Ms JODI McKAY (Strathfield) (18:22): I speak on behalf of the dedicated and committed parents and staff of Burwood Public School, who for the past year have been fighting against the construction of a massive block of apartments right next to their school. When completed these apartments will tower over their playground forfeiting the school's privacy as well as casting a shadow over the grassed area where the children play on a daily basis. I want to tell their story because, sadly, it is not unique. My community is not opposed to development, but we want development that takes into consideration the character of the local area. We want development that involves genuine consultation with residents and is in the best interests of the community, not developers.
The complete opposite is occurring. Developments are approved quickly and with little consideration, and more often than not community opposition falls on deaf ears. This is what is happening in my area and this is what happened last Monday night when the parents, friends and even students of Burwood Public School gathered in the Burwood Council chambers to voice their concerns to the Sydney Eastern City Planning Panel.
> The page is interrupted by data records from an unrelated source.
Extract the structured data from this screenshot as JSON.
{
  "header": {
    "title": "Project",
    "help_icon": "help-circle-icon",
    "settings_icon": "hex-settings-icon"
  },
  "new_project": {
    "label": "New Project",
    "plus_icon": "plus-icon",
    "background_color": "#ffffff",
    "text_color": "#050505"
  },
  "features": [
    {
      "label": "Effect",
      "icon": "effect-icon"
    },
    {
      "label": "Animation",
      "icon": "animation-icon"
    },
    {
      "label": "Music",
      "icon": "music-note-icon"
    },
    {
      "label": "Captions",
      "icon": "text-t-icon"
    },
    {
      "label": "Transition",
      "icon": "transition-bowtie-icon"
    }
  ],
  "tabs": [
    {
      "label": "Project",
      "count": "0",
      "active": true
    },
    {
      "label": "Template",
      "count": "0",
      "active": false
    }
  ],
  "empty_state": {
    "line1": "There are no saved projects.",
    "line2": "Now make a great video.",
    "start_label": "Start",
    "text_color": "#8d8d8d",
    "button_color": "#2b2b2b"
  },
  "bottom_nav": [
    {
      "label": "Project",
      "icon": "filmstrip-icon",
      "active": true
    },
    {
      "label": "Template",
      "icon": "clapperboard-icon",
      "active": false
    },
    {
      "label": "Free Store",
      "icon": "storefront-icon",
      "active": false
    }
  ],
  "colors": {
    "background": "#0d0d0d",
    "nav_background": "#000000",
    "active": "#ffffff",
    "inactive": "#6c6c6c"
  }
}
Many parents, including parents and citizens association representative Sally, argued that when this development is completed it will cast an ominous shadow over the playground's only grassed area. When the children go out to play at lunchtime, their playground—a place where they usually play in the sun—will be partially covered in shadow. Without adequate sun exposure, the playground will eventually dry up and turn into a dust bowl. As many parents stated, a connection to the natural environment and daily sun exposure, particularly in the winter months, has enormous benefits for childhood development.
Another parents and citizens association representative, Cynthia, made the case to the panel that there are some things in life that must be safeguarded and protected and said, "… protecting a suitable environment for our children is one of the vital ones". Not only will their playground be dark and cold in the winter months but also the school will be constantly reminded of how constrained it is. This towering development will now limit opportunities to expand the school to create new classrooms, new facilities or even a new playground.
Other points were raised throughout the consultation process by parents such as Angelina, who raised concerns about children's privacy and also argued that traffic congestion around the school will be exacerbated by the development. The points raised by all parents were eloquent, properly thought out and evidence based, and they deserved proper recognition and consideration. Despite their legitimate concerns and their garnering a petition of some 600 signatures, the planning panel unanimously approved a development consisting of six storeys next to the playground and 10 storeys on the northern side.
These parents made a significant effort to present evidence-based information to the panel. Yet their views were ignored and, in fact, they were treated poorly. It is clear that the voice of the community has been lost in this State's planning regime. It is fair to say there was an air of arrogance and fait accompli about the whole situation. The story of Burwood Public School highlights that under our current system not even our children's playgrounds are sacred. This story serves as a broader metaphor for the frustration many communities across Sydney are feeling. Even when the name of the suburb is changed, the story remains the same. Communities are feeling powerless and developers seem to have free rein.
In Enfield, the developer of the former Vision Australia site is seeking to increase the maximum permissible height of buildings from 8.5 metres to 18 metres. Why? It has been said that the developer paid too much for the site and cannot make money based on the current height limit. That is unreasonable, selfish and unacceptable. Just 50 metres down the road is a site owned by Flower Power. It has capitalised on rezoning and although its development was initially three storeys with 239 apartments it now wants to build six storeys with 323 apartments. This is another developer seeking to maximise its profit in an area that has been zoned single dwelling residential.
More than 100 Enfield residents literally took to the streets to protest outside the Flower Power site two weeks ago. I congratulate them on their refusal to sit back and accept a planning system that is geared to the interests of developers and not communities. I encourage all communities to engage with the planning process with as much passion and drive as the residents of Enfield and the parents of Burwood Public School. It is by telling their stories that we are reminded it is not the buildings but the people who give our communities value and strength.